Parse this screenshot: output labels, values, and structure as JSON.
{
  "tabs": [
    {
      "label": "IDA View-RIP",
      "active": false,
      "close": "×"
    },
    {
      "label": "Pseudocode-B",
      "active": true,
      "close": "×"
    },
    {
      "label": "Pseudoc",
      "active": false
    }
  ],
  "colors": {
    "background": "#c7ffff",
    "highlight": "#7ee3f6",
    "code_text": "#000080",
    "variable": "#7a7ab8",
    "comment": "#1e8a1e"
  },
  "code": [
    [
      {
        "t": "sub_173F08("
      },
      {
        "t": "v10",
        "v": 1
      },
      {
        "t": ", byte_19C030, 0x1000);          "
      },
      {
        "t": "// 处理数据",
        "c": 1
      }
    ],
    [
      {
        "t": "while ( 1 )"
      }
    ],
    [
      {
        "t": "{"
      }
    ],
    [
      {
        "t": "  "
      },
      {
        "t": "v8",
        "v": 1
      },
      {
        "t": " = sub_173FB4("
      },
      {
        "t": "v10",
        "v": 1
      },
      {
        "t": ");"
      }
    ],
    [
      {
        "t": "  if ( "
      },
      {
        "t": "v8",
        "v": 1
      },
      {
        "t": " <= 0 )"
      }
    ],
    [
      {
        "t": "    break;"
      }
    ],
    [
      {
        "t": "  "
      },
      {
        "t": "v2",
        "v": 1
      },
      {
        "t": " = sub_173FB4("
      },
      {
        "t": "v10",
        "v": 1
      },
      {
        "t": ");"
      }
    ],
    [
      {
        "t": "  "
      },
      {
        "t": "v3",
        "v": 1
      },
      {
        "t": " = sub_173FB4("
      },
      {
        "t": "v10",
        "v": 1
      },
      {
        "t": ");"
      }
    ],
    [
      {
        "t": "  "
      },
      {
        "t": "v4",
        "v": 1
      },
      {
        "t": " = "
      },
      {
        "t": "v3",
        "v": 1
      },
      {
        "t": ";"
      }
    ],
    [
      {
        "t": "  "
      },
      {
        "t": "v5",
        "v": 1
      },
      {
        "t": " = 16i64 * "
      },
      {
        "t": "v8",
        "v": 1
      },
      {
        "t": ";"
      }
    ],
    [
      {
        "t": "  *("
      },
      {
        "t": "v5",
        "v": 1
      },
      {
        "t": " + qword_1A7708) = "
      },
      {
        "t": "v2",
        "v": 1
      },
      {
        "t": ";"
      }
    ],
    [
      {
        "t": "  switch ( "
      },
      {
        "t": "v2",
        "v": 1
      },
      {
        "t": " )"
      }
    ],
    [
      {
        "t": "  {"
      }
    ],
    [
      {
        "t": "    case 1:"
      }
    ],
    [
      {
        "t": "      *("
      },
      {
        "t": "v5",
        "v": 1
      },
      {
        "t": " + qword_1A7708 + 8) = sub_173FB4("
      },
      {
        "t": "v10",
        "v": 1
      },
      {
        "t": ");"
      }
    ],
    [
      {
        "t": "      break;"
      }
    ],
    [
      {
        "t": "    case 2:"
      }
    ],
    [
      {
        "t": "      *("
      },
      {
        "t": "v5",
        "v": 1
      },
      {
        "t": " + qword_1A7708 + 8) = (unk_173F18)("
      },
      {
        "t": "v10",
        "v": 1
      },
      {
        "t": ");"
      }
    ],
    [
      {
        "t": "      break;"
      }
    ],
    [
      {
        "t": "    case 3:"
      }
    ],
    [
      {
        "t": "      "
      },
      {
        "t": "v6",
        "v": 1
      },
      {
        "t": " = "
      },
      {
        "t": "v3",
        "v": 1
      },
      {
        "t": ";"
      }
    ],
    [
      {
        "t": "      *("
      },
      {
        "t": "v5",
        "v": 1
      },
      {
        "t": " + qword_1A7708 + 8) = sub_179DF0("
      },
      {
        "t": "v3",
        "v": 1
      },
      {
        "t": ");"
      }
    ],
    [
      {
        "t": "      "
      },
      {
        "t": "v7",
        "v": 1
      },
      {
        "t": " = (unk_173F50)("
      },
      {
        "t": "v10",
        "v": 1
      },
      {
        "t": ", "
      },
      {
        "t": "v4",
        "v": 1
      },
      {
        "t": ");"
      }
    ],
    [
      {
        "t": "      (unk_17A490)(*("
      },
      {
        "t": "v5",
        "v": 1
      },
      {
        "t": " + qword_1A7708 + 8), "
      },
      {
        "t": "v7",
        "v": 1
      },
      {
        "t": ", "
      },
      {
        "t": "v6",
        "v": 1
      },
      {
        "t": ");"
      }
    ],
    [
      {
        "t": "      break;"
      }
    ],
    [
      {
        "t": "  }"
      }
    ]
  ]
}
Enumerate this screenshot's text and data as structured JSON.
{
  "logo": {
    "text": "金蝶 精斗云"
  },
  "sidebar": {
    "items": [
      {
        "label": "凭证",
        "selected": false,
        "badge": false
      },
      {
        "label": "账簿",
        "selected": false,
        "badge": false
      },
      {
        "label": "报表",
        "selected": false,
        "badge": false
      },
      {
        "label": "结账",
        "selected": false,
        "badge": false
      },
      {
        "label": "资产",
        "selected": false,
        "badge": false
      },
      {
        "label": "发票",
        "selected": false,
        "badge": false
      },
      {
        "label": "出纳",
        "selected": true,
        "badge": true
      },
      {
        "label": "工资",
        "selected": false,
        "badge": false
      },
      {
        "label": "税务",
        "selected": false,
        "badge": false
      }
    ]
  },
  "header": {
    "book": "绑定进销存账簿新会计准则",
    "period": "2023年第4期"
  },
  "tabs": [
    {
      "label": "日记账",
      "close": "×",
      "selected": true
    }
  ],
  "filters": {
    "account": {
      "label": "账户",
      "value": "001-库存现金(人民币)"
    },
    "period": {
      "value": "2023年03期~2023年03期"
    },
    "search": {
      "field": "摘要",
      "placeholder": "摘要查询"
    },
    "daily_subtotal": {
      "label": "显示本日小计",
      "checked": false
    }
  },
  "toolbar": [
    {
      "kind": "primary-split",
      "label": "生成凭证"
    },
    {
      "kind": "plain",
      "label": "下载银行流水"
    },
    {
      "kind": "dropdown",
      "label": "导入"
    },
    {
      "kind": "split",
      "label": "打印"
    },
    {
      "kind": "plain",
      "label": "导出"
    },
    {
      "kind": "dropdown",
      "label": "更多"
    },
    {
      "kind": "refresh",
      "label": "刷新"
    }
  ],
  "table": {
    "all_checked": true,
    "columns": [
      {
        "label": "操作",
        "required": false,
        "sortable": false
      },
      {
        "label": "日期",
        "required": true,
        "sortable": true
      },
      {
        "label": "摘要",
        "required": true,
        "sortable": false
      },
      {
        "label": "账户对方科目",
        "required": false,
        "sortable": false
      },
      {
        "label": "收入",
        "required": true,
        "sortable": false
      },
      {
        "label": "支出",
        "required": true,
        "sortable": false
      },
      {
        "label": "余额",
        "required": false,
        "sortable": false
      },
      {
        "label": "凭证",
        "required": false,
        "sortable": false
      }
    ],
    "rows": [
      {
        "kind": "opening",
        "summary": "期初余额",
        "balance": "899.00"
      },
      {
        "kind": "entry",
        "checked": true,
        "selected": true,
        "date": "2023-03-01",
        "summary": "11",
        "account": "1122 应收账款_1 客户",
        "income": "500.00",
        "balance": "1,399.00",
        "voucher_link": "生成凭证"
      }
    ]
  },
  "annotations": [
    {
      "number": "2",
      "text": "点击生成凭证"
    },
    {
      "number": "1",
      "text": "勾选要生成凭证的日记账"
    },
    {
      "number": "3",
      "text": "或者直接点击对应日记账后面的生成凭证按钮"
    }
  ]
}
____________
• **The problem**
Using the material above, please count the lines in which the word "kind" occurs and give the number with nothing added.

• **Output for this exercise**
9